* _Required action_
Look through the data below. Pick out the lines holding the string "Another".

* _Input records_
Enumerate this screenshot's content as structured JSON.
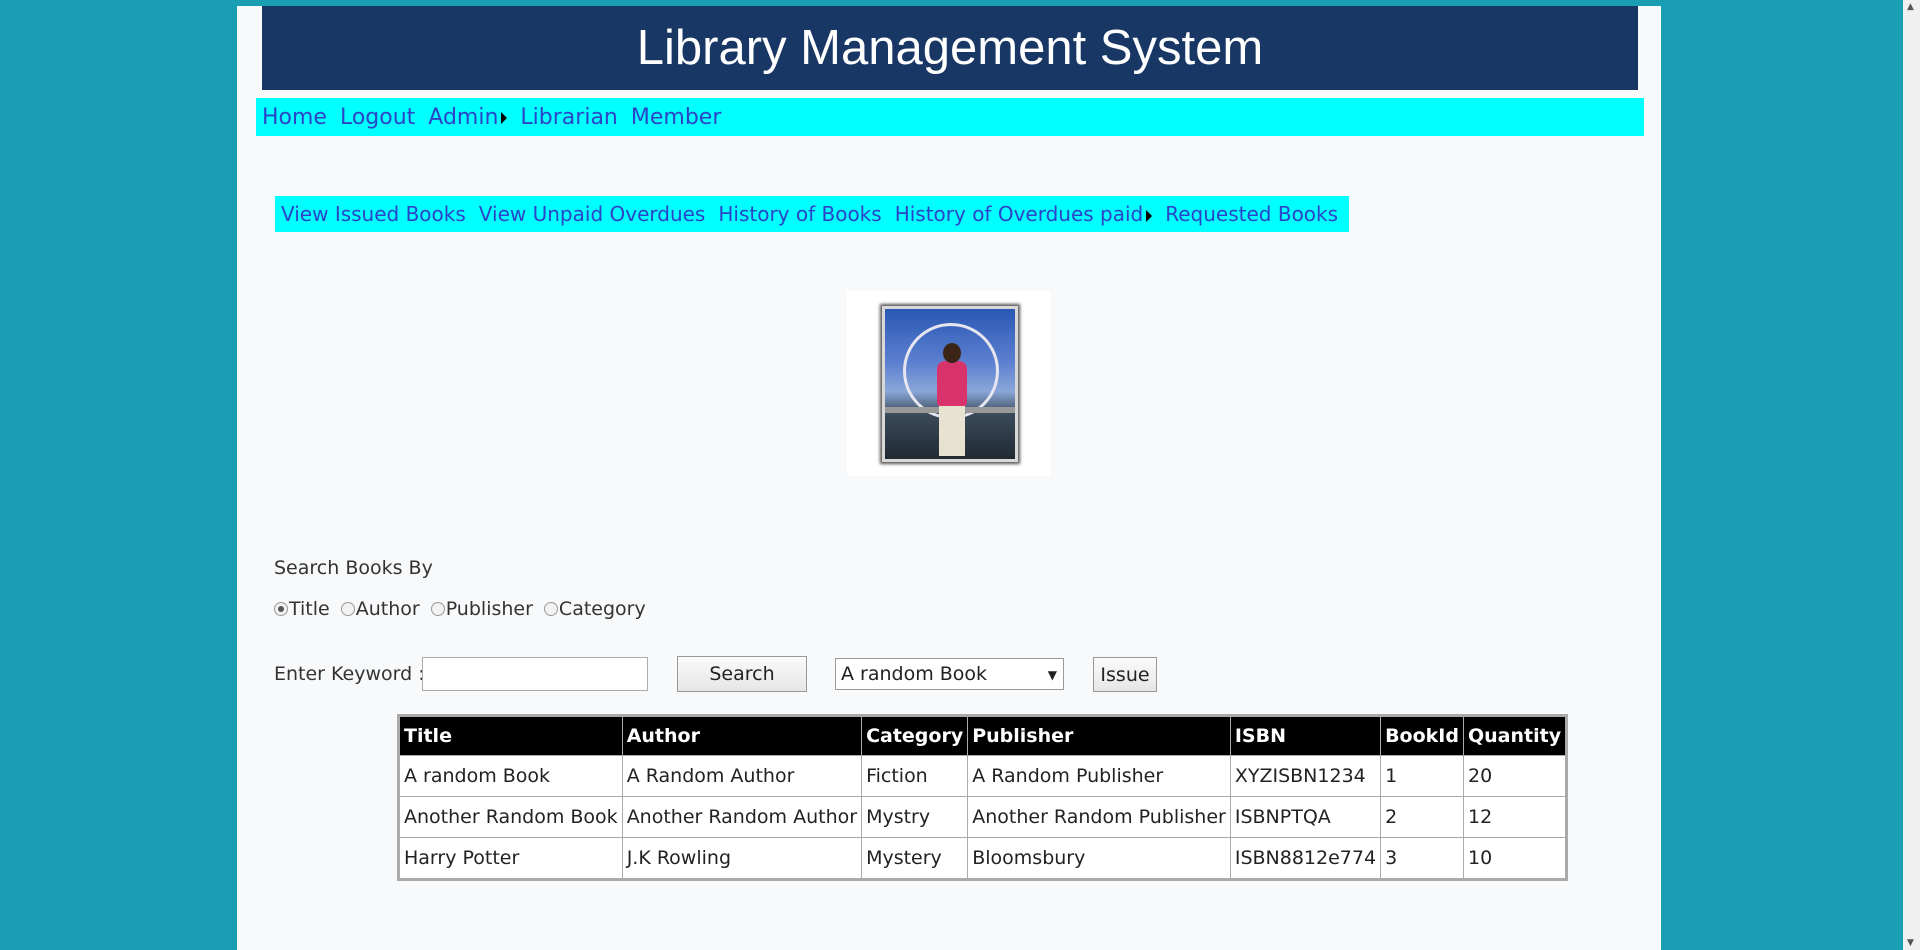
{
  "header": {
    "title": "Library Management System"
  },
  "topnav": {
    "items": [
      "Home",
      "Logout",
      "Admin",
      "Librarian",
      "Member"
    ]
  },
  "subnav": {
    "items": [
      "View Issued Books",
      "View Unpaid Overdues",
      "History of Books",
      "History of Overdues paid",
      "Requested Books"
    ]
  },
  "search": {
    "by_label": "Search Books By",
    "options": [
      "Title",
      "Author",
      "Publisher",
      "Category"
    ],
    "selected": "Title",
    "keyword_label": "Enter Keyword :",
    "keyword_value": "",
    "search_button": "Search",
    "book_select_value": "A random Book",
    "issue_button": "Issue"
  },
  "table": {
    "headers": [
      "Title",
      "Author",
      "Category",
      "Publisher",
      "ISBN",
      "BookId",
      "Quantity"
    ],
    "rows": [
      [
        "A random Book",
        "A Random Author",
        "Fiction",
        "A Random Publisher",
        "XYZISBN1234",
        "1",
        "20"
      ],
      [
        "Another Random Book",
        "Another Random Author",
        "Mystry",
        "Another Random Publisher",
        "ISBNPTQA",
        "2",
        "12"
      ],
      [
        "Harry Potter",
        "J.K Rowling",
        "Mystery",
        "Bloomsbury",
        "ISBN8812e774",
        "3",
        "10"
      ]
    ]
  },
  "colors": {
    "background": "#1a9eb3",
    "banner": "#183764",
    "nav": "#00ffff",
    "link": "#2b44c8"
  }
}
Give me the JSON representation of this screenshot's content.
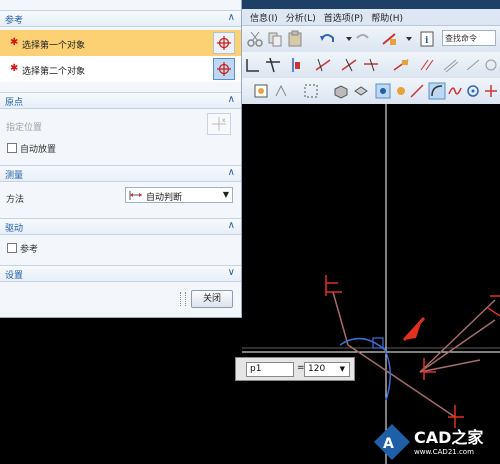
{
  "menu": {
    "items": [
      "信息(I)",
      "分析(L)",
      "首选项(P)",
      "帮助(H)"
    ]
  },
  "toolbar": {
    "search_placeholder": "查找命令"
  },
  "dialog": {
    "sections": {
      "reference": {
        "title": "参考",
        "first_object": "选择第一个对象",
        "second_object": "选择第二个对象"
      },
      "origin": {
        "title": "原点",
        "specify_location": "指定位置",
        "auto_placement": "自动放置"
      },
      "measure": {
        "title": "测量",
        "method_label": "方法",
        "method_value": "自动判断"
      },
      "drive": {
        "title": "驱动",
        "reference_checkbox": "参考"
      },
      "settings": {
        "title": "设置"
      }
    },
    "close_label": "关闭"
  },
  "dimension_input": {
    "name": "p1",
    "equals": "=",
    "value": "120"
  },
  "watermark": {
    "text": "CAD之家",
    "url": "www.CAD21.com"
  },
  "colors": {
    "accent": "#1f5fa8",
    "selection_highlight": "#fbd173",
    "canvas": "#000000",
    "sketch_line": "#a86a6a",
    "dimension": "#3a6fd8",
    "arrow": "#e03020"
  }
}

* _Answer for the task_
        "Another Random Book",
        "Another Random Author",
        "Another Random Publisher",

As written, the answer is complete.